time from Matthew's account, but it ends right at the birth, and
doesn't proceed to the proclamation of the birth to the magi.
This all means that the vigil, properly speaking, is not yet
the celebration of the feast. The first of the Masses of Christmas
was, and is, the Mass "during the night." In pre-Vatican II practice,
then, Christmas was not celebrated before Midnight Mass.
The trend toward celebrating Christmas earlier on
Christmas Eve responds to pastoral demand, but it is problematic.
In many parishes, the number of Christmas Eve Masses,
packed to the rafters, is multiplying, stretching back into the
afternoon of December 24th. The numbers at Midnight Mass and
the Masses of Christmas Day, on the other hand, are getting thinner
and thinner. A number of cultural factors may be at work
here, from a romantic sense of Christmas Eve in popular culture
to a redefining of religion in terms of the "family." A pastoral/
liturgical dilemma is apparent. When it comes to these Christmas
Eve Masses, there seem to be two choices: celebrate the vigil, in
which case most people are not actually celebrating the feast of
Christmas, or anticipate and multiply the Mass "during the night,"
which simply "caves in" to the creeping of the feast of Christmas
back to December 24th. This ambiguity is reflected in the
Lectionary. Interestingly, American Catholic practice generally
prefers the vigil, following the rubric that "these readings are used
at Mass celebrated on the evening of December 24" and even that
"the texts that follow may also be used for Masses of Christmas
Day." The Canadian Lectionary takes a different stance, calling
this "a separate vigil from the Solemnity of Christmas. For the
celebration of Christmas the readings for during the night are
used." The latter would seem to make pastoral sense, as it allows
all of those Christmas Eve attendees to celebrate the feast itself,
but it exacerbates the liturgical problem. The liturgical ideal
would be no celebration of Christmas before Midnight Mass.
It's hard to imagine that ideal to be possible in practice, though.
Which one is "Midnight Mass," then, and does it matter if a
Mass is at midnight? Not really. The formulary is called Mass
"during the night," not "at midnight." If celebrating at 10:30 or

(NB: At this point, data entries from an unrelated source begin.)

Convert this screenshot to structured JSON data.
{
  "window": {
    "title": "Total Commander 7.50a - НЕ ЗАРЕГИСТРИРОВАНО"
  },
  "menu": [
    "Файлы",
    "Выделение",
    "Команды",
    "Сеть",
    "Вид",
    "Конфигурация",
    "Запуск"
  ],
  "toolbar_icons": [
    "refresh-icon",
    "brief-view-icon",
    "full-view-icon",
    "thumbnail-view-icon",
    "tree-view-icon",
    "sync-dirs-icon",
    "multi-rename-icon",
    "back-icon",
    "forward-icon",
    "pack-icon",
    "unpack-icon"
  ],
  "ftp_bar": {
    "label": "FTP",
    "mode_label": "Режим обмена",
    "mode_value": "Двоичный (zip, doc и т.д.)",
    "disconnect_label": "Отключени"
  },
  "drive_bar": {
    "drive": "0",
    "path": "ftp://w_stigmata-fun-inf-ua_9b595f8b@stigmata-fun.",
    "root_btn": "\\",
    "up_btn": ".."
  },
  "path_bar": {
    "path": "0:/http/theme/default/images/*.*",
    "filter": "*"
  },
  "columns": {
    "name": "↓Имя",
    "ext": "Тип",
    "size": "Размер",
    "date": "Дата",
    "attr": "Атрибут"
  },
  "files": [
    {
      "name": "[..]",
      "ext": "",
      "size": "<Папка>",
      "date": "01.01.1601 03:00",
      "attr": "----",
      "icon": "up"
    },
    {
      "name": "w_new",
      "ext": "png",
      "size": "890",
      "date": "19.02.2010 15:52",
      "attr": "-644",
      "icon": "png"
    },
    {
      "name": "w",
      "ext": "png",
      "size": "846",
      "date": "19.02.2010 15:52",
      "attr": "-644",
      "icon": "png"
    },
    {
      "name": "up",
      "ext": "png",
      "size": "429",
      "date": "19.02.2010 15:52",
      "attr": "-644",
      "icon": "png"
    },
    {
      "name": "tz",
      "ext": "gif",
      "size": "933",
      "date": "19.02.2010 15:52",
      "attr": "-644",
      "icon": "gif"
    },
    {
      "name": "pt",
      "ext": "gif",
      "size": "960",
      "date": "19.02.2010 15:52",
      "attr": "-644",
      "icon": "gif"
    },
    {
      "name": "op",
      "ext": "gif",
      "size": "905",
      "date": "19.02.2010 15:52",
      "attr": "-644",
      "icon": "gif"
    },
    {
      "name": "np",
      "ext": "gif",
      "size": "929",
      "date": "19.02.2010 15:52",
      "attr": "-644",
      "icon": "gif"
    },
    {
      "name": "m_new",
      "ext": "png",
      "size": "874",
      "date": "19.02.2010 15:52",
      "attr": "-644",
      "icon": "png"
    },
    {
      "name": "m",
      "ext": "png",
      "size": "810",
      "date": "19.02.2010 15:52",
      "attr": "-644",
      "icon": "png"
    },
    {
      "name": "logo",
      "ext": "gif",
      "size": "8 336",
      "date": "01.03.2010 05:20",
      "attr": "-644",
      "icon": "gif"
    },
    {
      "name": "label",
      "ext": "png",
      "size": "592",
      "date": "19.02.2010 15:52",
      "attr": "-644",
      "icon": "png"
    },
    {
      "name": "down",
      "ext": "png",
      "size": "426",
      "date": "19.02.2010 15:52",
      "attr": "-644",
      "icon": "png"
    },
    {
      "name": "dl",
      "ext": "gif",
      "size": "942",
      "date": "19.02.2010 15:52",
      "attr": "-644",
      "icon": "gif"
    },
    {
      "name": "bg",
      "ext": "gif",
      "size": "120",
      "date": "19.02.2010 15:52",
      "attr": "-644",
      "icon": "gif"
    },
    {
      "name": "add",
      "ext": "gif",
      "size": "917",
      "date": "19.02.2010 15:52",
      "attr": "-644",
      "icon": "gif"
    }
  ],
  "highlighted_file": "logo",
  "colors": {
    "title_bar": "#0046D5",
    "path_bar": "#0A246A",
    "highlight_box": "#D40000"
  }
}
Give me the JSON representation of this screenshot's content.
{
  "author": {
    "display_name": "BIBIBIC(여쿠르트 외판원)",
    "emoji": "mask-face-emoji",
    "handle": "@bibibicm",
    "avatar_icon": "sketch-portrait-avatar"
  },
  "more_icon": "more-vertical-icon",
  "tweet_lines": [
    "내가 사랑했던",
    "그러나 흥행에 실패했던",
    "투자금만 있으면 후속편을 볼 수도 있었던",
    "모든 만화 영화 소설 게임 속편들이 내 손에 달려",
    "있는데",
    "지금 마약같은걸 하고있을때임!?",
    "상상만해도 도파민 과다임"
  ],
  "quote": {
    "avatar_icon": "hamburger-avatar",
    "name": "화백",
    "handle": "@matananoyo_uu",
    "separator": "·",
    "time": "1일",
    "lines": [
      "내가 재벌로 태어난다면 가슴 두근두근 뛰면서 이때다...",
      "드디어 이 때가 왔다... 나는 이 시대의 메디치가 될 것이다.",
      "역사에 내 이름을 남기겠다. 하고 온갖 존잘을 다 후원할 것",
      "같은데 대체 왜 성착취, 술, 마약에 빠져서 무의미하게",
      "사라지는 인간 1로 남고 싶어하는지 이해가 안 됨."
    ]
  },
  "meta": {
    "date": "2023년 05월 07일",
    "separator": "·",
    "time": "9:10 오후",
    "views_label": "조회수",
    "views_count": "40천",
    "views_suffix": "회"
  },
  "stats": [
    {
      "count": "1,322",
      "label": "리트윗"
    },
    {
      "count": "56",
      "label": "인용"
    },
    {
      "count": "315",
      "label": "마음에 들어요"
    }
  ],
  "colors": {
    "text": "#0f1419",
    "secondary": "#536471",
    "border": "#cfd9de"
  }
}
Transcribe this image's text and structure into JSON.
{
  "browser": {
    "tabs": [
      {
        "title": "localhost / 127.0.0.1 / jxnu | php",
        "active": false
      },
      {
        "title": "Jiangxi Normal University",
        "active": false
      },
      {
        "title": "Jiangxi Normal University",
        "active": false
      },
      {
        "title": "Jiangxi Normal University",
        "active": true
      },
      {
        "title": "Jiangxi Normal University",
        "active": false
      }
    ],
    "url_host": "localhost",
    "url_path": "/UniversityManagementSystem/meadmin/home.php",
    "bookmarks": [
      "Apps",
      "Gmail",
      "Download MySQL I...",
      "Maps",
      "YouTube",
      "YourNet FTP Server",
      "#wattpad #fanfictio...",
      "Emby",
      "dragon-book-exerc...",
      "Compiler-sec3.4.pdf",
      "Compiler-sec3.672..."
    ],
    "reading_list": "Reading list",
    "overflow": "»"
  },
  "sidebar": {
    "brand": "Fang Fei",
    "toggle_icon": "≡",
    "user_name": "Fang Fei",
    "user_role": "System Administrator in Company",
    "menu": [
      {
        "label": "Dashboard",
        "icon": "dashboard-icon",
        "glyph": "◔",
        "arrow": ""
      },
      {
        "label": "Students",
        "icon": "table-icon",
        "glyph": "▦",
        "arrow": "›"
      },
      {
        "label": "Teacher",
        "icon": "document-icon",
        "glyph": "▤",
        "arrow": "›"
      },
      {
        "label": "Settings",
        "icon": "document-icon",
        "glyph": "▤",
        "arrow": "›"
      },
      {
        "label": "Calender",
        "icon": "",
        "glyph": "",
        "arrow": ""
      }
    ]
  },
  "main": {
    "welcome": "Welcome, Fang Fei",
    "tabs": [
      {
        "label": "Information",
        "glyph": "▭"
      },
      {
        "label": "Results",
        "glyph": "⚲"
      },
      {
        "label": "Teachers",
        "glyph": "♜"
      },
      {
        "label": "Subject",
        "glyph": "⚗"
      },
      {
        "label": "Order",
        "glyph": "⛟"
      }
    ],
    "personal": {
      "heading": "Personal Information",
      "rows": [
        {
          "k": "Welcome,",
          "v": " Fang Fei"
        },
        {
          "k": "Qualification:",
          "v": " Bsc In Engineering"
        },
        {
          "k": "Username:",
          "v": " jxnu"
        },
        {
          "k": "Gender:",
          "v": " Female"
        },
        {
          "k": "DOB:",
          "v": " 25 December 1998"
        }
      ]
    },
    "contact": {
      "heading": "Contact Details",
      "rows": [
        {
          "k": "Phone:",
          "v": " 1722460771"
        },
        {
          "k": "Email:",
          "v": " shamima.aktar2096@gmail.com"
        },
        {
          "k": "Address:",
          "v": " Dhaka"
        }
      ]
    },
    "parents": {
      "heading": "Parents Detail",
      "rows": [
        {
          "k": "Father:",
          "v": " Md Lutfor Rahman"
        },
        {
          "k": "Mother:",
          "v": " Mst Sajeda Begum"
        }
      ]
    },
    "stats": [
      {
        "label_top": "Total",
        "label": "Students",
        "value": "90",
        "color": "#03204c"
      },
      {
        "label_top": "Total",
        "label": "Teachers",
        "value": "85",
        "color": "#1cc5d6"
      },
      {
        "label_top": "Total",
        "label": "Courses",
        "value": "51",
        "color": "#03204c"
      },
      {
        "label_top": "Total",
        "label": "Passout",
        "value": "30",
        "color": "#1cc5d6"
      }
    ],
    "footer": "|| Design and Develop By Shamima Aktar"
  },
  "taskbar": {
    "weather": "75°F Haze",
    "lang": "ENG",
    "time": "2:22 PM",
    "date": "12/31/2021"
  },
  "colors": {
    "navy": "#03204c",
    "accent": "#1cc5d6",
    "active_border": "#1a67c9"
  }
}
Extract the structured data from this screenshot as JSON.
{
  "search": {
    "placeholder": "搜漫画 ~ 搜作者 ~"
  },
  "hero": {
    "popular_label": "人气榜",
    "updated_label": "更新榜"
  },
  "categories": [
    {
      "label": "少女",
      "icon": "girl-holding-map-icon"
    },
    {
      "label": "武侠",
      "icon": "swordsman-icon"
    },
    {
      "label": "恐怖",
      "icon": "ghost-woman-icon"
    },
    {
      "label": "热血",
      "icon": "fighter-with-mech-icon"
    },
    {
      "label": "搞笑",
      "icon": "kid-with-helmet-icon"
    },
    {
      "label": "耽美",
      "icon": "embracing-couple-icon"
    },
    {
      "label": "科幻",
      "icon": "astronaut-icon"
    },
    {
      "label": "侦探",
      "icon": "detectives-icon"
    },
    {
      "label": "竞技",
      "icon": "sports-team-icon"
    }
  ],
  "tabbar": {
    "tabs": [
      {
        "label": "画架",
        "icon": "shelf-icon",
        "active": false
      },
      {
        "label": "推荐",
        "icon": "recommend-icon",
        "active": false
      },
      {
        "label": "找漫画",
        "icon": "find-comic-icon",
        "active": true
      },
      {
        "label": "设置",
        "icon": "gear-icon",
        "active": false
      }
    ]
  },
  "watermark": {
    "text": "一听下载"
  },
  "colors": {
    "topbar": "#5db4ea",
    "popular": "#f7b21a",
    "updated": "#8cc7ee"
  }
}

11 p.m. meets pastoral need (like the needs of families for a more
reasonable hour), as long as such pastoral need is genuine, it can be
a reasonable decision. However, it at least needs to be during the
night, and late enough that one can see it as genuinely beginning
the celebration of Christmas Day. If a parish celebrates the vigil
throughout Christmas Eve, then the last one on Christmas Eve
can be the first (real) Mass of Christmas. If a parish uses the "during
the night" formulary throughout Christmas Eve, "Midnight
Mass" has, strangely, already been celebrated several times.
In spite of this dilemma, Christmas Eve is rightly one of the
most cherished moments in the liturgical calendar, and Midnight
Mass has a special place in Catholic popular imagination.
Celebrated fully, with attention to the depth of its meaning, the
liturgy of Midnight Mass is capable of being even more, of
embodying the Paschal Mystery in a profound and potentially
is an assistant professor of theology at the University of St. Michael's, University of Toronto. His doctorate in liturgical theology is from the University of Notre Dame.